Description of the task: When a line in the entries below contains "card", tally it; give the tally with nothing added.
*** Records for processing ***
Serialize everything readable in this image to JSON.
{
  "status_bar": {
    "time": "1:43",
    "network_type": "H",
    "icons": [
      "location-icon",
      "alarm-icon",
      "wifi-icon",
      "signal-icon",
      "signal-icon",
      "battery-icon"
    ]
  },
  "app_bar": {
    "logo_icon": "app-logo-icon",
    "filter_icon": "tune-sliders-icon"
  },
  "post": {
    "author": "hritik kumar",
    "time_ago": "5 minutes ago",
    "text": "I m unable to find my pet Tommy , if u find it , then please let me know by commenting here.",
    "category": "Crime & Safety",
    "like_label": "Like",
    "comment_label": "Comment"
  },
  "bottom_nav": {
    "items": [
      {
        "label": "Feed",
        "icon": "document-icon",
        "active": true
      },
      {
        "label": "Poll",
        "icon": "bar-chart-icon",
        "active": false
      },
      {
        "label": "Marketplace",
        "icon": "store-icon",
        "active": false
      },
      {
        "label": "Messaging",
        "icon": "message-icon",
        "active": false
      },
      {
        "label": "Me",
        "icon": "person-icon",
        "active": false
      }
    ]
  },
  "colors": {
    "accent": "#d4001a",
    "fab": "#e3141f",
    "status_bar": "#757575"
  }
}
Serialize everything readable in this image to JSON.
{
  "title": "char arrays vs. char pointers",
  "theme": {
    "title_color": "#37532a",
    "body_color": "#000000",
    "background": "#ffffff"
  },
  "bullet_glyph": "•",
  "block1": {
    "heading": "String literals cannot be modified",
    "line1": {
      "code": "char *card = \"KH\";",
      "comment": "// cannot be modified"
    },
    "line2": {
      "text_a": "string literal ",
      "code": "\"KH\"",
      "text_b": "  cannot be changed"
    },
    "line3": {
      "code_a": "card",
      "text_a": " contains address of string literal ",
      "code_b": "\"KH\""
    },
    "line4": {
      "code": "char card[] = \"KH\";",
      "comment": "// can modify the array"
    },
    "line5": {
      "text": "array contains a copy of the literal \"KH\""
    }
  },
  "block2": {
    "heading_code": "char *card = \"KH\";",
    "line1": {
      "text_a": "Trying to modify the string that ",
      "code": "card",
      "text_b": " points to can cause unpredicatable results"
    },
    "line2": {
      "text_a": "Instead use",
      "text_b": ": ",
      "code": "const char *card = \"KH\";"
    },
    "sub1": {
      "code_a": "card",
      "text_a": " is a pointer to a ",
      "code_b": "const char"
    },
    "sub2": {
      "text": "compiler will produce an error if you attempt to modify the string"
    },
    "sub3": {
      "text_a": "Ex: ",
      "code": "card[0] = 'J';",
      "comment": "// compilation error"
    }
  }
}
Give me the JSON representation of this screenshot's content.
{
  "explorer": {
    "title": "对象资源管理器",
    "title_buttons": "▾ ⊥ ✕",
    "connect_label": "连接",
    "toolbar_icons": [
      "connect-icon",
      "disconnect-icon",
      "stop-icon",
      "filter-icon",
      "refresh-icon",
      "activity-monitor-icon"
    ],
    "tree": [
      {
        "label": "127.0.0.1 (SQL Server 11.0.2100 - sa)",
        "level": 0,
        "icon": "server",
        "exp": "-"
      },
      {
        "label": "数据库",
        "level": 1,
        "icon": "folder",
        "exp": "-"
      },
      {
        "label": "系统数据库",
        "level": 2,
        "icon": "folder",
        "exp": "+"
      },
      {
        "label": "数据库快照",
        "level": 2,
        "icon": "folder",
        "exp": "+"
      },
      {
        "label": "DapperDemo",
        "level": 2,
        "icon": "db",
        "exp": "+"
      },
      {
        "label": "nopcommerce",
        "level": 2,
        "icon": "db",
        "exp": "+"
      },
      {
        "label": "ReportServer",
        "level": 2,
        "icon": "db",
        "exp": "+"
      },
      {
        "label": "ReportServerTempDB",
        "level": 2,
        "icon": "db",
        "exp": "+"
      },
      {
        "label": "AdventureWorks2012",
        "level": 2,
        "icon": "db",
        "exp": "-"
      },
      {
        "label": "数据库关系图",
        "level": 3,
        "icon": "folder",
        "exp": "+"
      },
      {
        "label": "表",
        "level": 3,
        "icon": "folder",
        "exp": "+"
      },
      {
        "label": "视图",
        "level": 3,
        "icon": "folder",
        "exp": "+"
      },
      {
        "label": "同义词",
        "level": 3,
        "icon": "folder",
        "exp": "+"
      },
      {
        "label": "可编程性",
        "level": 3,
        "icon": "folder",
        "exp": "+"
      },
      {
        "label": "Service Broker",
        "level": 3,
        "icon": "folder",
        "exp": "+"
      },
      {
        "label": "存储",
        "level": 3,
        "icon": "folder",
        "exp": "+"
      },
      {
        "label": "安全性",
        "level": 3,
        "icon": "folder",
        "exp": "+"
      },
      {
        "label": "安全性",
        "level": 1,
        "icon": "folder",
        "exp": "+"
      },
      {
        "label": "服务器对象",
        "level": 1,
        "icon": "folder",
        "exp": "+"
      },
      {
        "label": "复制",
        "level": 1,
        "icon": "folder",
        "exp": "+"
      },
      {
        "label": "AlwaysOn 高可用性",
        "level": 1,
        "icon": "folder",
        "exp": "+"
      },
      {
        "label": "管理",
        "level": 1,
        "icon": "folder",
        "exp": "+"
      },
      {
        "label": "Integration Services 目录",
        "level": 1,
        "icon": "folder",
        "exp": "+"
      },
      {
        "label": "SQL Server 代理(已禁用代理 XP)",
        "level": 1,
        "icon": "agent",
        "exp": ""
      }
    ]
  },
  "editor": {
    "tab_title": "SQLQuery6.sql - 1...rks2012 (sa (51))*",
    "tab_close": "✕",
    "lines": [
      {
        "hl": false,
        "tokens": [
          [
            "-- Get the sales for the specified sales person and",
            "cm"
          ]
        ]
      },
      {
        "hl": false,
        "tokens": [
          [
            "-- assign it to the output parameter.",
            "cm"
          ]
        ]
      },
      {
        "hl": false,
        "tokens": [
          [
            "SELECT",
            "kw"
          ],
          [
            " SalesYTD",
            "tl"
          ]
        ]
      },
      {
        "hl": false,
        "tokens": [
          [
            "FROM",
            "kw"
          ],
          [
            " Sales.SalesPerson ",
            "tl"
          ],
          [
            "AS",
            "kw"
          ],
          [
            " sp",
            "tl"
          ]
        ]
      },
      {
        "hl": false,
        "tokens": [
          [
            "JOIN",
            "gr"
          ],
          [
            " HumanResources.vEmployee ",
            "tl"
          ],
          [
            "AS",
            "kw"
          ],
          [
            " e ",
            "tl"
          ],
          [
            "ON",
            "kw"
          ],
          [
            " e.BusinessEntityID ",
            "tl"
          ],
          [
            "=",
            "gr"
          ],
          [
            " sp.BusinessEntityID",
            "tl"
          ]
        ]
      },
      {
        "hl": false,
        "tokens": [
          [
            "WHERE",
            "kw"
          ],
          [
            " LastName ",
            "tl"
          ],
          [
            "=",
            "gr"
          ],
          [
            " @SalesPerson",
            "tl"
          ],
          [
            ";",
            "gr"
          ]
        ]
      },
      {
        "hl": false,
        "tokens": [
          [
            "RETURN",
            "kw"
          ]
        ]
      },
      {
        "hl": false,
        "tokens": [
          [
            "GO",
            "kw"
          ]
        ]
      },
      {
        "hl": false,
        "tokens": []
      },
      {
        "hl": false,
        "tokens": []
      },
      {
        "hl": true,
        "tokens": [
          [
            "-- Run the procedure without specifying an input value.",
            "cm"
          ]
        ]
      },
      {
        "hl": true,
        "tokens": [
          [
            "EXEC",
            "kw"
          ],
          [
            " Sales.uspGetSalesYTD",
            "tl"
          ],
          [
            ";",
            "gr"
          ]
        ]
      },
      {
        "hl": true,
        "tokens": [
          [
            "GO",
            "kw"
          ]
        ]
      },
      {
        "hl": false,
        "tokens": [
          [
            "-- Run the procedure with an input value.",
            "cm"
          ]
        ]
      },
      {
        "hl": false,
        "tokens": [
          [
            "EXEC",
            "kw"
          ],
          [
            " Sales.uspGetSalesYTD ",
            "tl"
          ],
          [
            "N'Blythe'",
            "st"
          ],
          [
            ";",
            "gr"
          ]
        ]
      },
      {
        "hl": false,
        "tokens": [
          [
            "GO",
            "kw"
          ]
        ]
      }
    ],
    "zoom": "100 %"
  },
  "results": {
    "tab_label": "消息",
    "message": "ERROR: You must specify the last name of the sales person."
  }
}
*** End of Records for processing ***
Solution: 8